### WORK TO COMPLETE
Among the entries, find each line that includes the string "kind" and list it.

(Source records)
>>>>
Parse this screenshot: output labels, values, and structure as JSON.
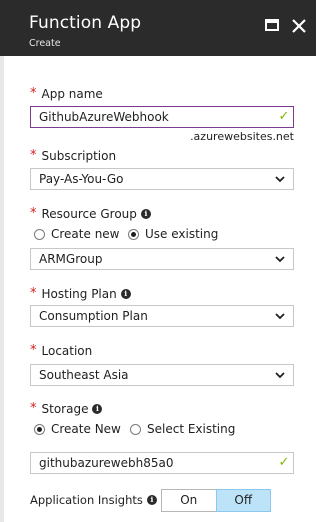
{
  "header": {
    "title": "Function App",
    "subtitle": "Create"
  },
  "app_name": {
    "label": "App name",
    "value": "GithubAzureWebhook",
    "suffix": ".azurewebsites.net"
  },
  "subscription": {
    "label": "Subscription",
    "value": "Pay-As-You-Go"
  },
  "resource_group": {
    "label": "Resource Group",
    "options": [
      "Create new",
      "Use existing"
    ],
    "selected": "Use existing",
    "value": "ARMGroup"
  },
  "hosting_plan": {
    "label": "Hosting Plan",
    "value": "Consumption Plan"
  },
  "location": {
    "label": "Location",
    "value": "Southeast Asia"
  },
  "storage": {
    "label": "Storage",
    "options": [
      "Create New",
      "Select Existing"
    ],
    "selected": "Create New",
    "value": "githubazurewebh85a0"
  },
  "app_insights": {
    "label": "Application Insights",
    "options": [
      "On",
      "Off"
    ],
    "selected": "Off"
  },
  "colors": {
    "header_bg": "#2b2b2b",
    "required": "#d21f1f",
    "valid_check": "#7fba00",
    "active_border": "#7a3c8c",
    "toggle_selected": "#bde3f9"
  },
  "icons": {
    "maximize": "maximize-icon",
    "close": "close-icon",
    "info": "info-icon",
    "check": "check-icon",
    "chevron": "chevron-down-icon"
  }
}
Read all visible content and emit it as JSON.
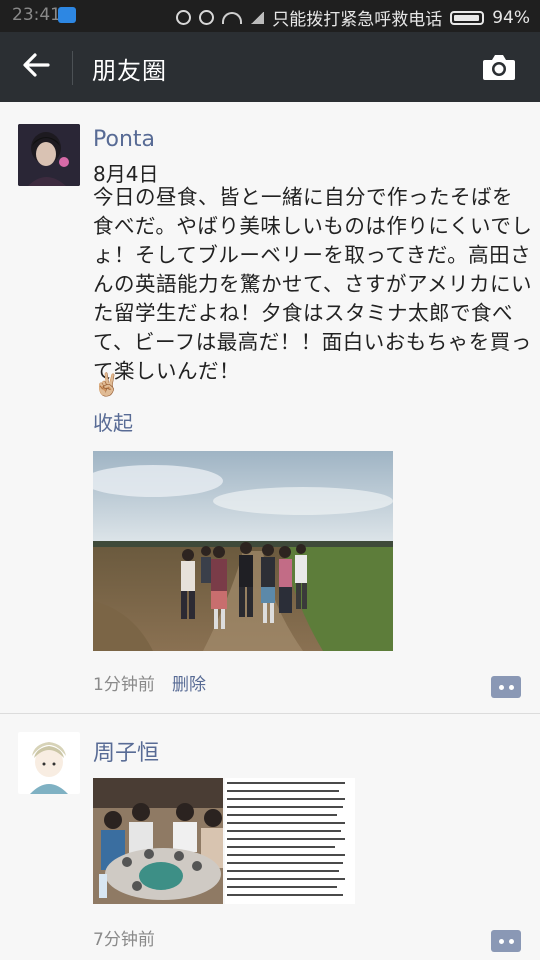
{
  "status_bar": {
    "time": "23:41",
    "carrier_text": "只能拨打紧急呼救电话",
    "battery": "94%"
  },
  "header": {
    "title": "朋友圈"
  },
  "posts": [
    {
      "username": "Ponta",
      "date": "8月4日",
      "text": "今日の昼食、皆と一緒に自分で作ったそばを食べだ。やばり美味しいものは作りにくいでしょ！そしてブルーベリーを取ってきだ。高田さんの英語能力を驚かせて、さすがアメリカにいた留学生だよね！夕食はスタミナ太郎で食べて、ビーフは最高だ！！面白いおもちゃを買って楽しいんだ！",
      "emoji": "✌🏼",
      "collapse_label": "收起",
      "time": "1分钟前",
      "delete_label": "删除"
    },
    {
      "username": "周子恒",
      "time": "7分钟前"
    }
  ],
  "colors": {
    "link": "#586b95",
    "header_bg": "#2b2f33",
    "status_bg": "#1f1f1f"
  }
}
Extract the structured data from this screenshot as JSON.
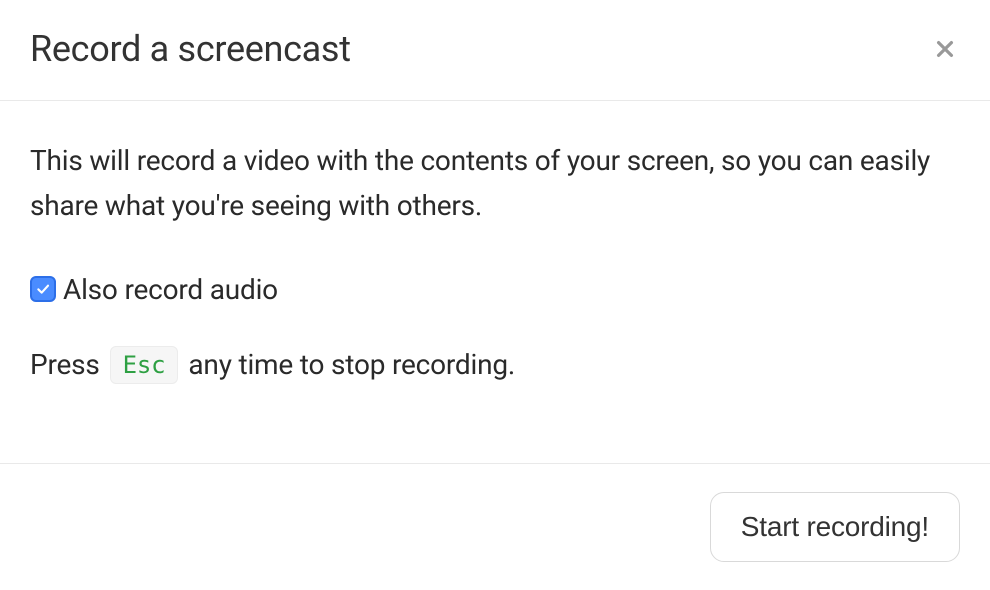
{
  "header": {
    "title": "Record a screencast"
  },
  "body": {
    "description": "This will record a video with the contents of your screen, so you can easily share what you're seeing with others.",
    "checkbox": {
      "label": "Also record audio",
      "checked": true
    },
    "hint": {
      "prefix": "Press",
      "key": "Esc",
      "suffix": " any time to stop recording."
    }
  },
  "footer": {
    "start_label": "Start recording!"
  }
}
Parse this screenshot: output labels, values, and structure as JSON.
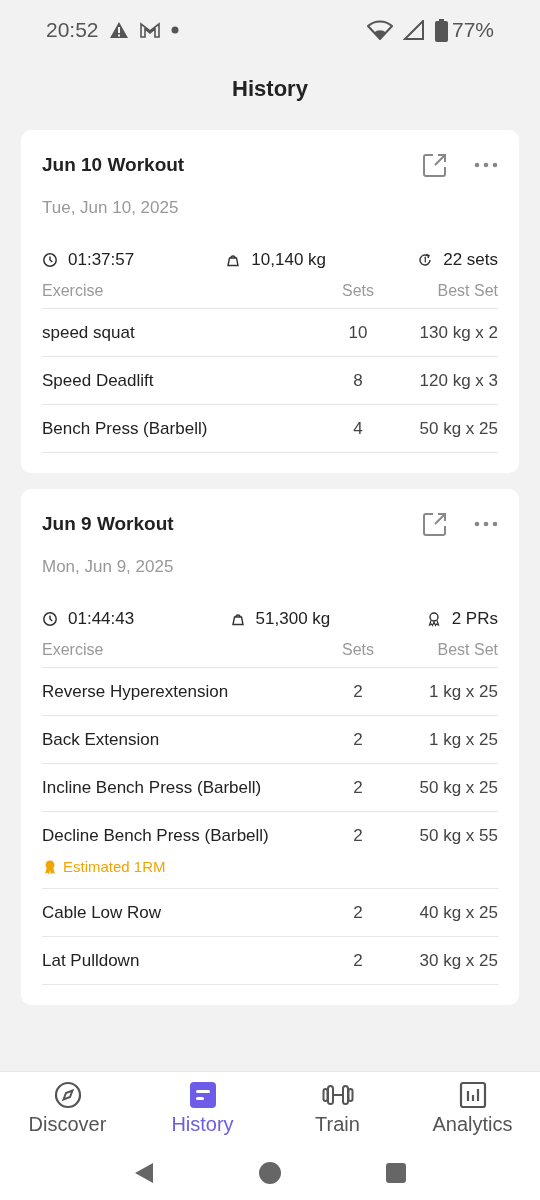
{
  "status_bar": {
    "time": "20:52",
    "battery": "77%"
  },
  "title": "History",
  "workouts": [
    {
      "name": "Jun 10 Workout",
      "date": "Tue, Jun 10, 2025",
      "stats": [
        {
          "kind": "duration",
          "text": "01:37:57"
        },
        {
          "kind": "volume",
          "text": "10,140 kg"
        },
        {
          "kind": "sets",
          "text": "22 sets"
        }
      ],
      "columns": [
        "Exercise",
        "Sets",
        "Best Set"
      ],
      "rows": [
        {
          "exercise": "speed squat",
          "sets": "10",
          "best": "130 kg x 2"
        },
        {
          "exercise": "Speed Deadlift",
          "sets": "8",
          "best": "120 kg x 3"
        },
        {
          "exercise": "Bench Press (Barbell)",
          "sets": "4",
          "best": "50 kg x 25"
        }
      ]
    },
    {
      "name": "Jun 9 Workout",
      "date": "Mon, Jun 9, 2025",
      "stats": [
        {
          "kind": "duration",
          "text": "01:44:43"
        },
        {
          "kind": "volume",
          "text": "51,300 kg"
        },
        {
          "kind": "prs",
          "text": "2 PRs"
        }
      ],
      "columns": [
        "Exercise",
        "Sets",
        "Best Set"
      ],
      "rows": [
        {
          "exercise": "Reverse Hyperextension",
          "sets": "2",
          "best": "1 kg x 25"
        },
        {
          "exercise": "Back Extension",
          "sets": "2",
          "best": "1 kg x 25"
        },
        {
          "exercise": "Incline Bench Press (Barbell)",
          "sets": "2",
          "best": "50 kg x 25"
        },
        {
          "exercise": "Decline Bench Press (Barbell)",
          "sets": "2",
          "best": "50 kg x 55",
          "badge": "Estimated 1RM"
        },
        {
          "exercise": "Cable Low Row",
          "sets": "2",
          "best": "40 kg x 25"
        },
        {
          "exercise": "Lat Pulldown",
          "sets": "2",
          "best": "30 kg x 25"
        }
      ]
    }
  ],
  "tabs": [
    {
      "label": "Discover",
      "kind": "discover",
      "selected": false
    },
    {
      "label": "History",
      "kind": "history",
      "selected": true
    },
    {
      "label": "Train",
      "kind": "train",
      "selected": false
    },
    {
      "label": "Analytics",
      "kind": "analytics",
      "selected": false
    }
  ]
}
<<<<
### EXPECTED ANSWER
          "kind": "duration",
          "kind": "volume",
          "kind": "sets",
          "kind": "duration",
          "kind": "volume",
          "kind": "prs",
      "kind": "discover",
      "kind": "history",
      "kind": "train",
      "kind": "analytics",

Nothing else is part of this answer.